"It's like a portal looking in to hell."
You shouldn't believe everything that you read on the internet, but that doesn't mean that the world wide web is entirely devoid of profound, heavy and inarguable truths. For when YouTuber Matt Nelson posted the above comment beneath what is quite possibly the most... er, disturbing creation that mash-up maestro Bill McClintock has ever thrown into the hellscape of modern existence, we could only nod our heads in hushed, awed appreciation of his insight and wisdom.
McClintock is a disruptor, a man seemingly possessed by an - admittedly entirely unspoken - desire to create and spread chaos, to undermine and challenge the fundamentals of Western society.
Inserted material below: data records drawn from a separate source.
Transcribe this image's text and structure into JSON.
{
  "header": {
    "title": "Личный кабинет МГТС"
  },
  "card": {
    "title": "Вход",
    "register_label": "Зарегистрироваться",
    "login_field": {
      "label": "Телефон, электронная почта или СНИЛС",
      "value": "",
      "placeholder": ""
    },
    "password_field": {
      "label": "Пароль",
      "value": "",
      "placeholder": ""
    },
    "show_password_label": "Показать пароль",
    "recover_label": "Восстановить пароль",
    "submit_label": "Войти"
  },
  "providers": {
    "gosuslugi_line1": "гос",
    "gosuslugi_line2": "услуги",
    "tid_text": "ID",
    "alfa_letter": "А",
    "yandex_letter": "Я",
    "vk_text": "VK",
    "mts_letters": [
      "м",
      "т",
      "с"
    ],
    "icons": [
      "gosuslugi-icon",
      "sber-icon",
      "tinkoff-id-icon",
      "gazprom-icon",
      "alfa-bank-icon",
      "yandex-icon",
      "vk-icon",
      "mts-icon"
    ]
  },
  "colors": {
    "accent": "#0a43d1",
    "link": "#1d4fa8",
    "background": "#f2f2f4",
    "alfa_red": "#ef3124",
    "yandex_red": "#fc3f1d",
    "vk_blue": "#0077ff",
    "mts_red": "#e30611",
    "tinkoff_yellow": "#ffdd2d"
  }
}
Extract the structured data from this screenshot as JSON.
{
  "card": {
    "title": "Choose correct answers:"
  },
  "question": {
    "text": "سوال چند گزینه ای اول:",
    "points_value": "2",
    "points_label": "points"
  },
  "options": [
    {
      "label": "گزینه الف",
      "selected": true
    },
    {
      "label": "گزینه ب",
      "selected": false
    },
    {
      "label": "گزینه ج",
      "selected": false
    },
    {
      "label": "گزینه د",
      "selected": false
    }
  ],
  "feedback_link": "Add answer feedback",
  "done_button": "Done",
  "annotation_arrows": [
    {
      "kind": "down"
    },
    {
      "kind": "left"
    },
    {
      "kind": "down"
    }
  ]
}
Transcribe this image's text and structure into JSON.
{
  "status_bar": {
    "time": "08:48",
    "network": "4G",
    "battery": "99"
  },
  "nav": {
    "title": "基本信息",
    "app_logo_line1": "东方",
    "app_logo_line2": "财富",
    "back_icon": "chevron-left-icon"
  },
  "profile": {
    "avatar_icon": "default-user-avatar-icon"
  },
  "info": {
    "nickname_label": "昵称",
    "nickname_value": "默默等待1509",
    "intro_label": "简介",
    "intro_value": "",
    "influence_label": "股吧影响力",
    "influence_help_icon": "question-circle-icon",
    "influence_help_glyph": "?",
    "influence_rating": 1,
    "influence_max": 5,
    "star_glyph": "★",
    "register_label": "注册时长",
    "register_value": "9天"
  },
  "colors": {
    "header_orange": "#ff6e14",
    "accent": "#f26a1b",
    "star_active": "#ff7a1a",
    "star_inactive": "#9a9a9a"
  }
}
Steady on, we hear you cry, let's not lose perspective on what is basically just a bit of harmless fun, after all, just a mildly subversive, playful juxtaposition of two (or more) unlikely musical bedfellows for light entertainment purposes. Chill, you might say, in a gentle tone mixing condescension with mild concern.
But we shall not silenced. Later we may point you towards an illuminating cache of his diabolical creations, which exist to answer never-asked questions such as how Judas Priest would sound with Rick James on vocals, how Metallica might sound if they covered Huey Lewis and The News or what madness might result from pitting Slipknot against The Spice Girls. But right here, right now, this is our priority.
It's listed on YouTube as Stuparena by Los Disturbados, which, frankly, is just word salad, until playback reveals the presence of two titans of contemporary culture, Spanish Latin-pop superstars Los Del Rio, and David Draiman's nu-metal daddies Disturbed, and specifically, their respective hit singles, 1993's globe-seducing mega-hit Macarena, and Stupify, the debut single from the Chicago quartet's 2000 debut album The Sickness.
Frankly, we were not ready.
Go on, surrender to the inevitable, and listen below:
For clarity, we would like to stress that this is not the new Disturbed single: that's Hey You, which came out last week. That, says David Draiman, is "a critique of this dangerous status quo we are living in.” This is not that. But if we're honest, there's a part of us which kinda wishes it was.